Updated: Nov 9, 2022
When I had the idea to use my floral art as designs on mugs, it was more than just a physical product I had in mind. Those who know me know that I have always loved a cup of tea - from an early age my granny made me a mug when she had 'elevenses' (mostly she'd been working in the garden) and as a small child I sat between mum and dad in their bed with a mug of tea of my own, while they read the morning papers...
Being a thoughtful soul I took to drinking my tea outdoors from an early age. I learnt early on that it was a good way to be with my thoughts and to be in nature, and growing up in a mill house with a mill pond I took to sitting up there are gazing out at the water whatever the weather - I particularly liked being there in rain, watching through the steam from my mug as raindrops fell on the still water while the mug of tea warmed my hands.
For me the best mug to drink my tea from in the garden transcends a simple vessel. It is a means to slow down and savour the moment, to connect with the outside space around us, to take some time to simply breathe, listen, think and become part of the garden for a short while. Without the mug of tea in my hand there is always something else that I could and should be doing, but with one of these mugs 'I am drinking my tea' - it is a process and it requires legitimate time spent on it.
I knew that the mugs I designed would have to be of the highest quality. My love of gardens and flowers is deep - I want to do them justice.

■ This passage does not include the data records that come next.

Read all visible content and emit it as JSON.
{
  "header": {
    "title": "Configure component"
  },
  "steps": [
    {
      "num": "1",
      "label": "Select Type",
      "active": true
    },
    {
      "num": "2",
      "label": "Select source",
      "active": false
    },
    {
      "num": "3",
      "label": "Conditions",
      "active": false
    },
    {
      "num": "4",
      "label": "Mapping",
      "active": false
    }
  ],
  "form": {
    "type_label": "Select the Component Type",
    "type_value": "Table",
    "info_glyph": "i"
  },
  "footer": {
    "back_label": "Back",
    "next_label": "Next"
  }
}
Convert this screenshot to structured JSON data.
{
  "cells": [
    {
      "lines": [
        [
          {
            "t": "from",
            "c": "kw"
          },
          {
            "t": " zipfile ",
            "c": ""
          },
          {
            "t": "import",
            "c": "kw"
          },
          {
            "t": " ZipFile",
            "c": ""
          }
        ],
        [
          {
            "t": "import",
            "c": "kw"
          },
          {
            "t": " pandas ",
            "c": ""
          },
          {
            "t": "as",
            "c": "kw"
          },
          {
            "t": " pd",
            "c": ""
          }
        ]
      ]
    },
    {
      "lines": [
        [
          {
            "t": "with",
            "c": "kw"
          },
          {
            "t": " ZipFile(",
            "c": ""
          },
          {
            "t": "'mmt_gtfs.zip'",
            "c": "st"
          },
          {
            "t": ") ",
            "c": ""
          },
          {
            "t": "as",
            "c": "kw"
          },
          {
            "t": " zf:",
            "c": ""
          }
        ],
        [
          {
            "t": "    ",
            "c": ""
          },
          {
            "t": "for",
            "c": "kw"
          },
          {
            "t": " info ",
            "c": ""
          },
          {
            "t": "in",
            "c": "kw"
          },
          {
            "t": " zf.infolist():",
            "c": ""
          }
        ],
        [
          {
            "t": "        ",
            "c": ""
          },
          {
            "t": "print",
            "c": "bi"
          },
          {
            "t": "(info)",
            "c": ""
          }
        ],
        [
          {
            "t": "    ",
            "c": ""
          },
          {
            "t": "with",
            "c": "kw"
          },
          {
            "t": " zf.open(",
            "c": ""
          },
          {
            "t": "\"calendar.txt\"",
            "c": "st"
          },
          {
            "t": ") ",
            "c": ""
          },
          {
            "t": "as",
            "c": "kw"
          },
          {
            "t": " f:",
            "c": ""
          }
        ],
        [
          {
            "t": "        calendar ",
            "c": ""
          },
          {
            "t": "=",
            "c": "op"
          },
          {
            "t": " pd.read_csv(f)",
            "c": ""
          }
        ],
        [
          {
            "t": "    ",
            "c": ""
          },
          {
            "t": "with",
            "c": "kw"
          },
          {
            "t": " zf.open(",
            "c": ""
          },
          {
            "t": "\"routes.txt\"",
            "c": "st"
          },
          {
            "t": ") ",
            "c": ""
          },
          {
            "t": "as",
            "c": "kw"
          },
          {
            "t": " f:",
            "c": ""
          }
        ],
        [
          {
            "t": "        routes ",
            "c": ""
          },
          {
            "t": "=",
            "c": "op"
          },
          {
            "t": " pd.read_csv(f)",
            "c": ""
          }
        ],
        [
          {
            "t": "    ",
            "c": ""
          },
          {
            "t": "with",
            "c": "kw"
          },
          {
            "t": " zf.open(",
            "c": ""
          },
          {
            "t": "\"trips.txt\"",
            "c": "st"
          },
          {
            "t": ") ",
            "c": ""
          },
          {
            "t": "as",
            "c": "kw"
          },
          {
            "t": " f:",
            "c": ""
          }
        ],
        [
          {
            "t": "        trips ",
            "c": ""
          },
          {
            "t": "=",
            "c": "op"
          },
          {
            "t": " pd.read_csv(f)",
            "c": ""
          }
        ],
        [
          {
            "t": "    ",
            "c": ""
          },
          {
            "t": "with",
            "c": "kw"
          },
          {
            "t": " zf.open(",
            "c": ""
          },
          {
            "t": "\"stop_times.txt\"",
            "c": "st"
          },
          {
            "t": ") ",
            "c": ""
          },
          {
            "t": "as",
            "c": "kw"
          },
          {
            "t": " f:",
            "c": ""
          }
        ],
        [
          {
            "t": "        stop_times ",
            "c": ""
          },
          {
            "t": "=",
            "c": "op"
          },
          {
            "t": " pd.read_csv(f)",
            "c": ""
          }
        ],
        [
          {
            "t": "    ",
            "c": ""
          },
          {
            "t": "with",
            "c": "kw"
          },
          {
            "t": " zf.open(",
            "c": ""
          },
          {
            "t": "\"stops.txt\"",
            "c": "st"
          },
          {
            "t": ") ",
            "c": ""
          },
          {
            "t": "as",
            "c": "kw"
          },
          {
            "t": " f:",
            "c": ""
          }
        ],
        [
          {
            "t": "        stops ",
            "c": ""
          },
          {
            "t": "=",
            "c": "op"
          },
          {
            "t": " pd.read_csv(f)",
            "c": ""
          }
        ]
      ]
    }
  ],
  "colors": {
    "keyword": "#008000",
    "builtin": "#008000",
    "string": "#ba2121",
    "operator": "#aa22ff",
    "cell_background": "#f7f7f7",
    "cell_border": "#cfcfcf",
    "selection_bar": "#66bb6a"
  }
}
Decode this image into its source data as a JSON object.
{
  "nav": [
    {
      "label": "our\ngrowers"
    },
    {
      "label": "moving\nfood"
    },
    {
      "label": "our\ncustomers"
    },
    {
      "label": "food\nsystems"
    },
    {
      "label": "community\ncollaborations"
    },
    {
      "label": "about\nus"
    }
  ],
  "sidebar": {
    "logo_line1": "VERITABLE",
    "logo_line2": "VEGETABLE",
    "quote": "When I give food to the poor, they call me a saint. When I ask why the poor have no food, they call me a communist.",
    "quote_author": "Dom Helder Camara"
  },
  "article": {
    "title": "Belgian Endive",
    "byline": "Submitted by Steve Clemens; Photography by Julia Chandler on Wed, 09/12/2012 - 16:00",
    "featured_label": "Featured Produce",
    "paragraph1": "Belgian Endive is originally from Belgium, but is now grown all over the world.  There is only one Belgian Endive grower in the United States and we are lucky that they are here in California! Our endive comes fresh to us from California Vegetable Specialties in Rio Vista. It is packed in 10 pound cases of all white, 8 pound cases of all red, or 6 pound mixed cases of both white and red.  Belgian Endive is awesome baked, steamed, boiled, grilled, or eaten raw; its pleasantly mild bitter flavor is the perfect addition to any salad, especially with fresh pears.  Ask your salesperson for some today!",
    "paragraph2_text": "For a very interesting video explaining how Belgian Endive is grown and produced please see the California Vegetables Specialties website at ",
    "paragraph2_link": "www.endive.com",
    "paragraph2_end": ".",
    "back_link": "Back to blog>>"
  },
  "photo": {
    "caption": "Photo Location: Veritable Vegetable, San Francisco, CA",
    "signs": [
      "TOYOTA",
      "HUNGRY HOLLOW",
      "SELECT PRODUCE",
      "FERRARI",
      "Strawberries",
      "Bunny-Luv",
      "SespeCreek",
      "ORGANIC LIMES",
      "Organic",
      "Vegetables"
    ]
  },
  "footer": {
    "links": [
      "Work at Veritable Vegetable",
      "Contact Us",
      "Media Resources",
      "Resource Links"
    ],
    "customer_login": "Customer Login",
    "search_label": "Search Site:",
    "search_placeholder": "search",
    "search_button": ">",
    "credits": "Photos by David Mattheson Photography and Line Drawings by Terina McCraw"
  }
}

My art prints honor each individual flower and capture the fleeting flowering beauty of them for all time. I want my mugs to encapsulate that same quality and value.
Not only do I love the way the art looks on a mug - a way to appreciate floral art and design in our day to day lives - but I feel they are also a part of history. The pottery where these mugs are made dates back to the 1800s and is a part of the enduring story of the quality and origins of fine bone china itself.
As a keen gardener, there is nothing quite like the moment when you've been working for hours in the garden and the time comes for a mug of tea - you can sit back for a while and feel the satisfaction of the work you've done, and mull over what's left to be done.
Taking time out for a cup of tea has all sorts of benefits - it can relieve stress, increase your focus and recharge your energy, but doing this outdoors allows you to feel the breeze, the warmth of the sun, hear the sound of birds, watch the clouds scud by and have a mindful moment we wouldn't otherwise have. In the meantime we sip our hot tea bit by bit, and cradle the mug in our hands - a source of warmth and comfort.
I love this garden habit - how about you?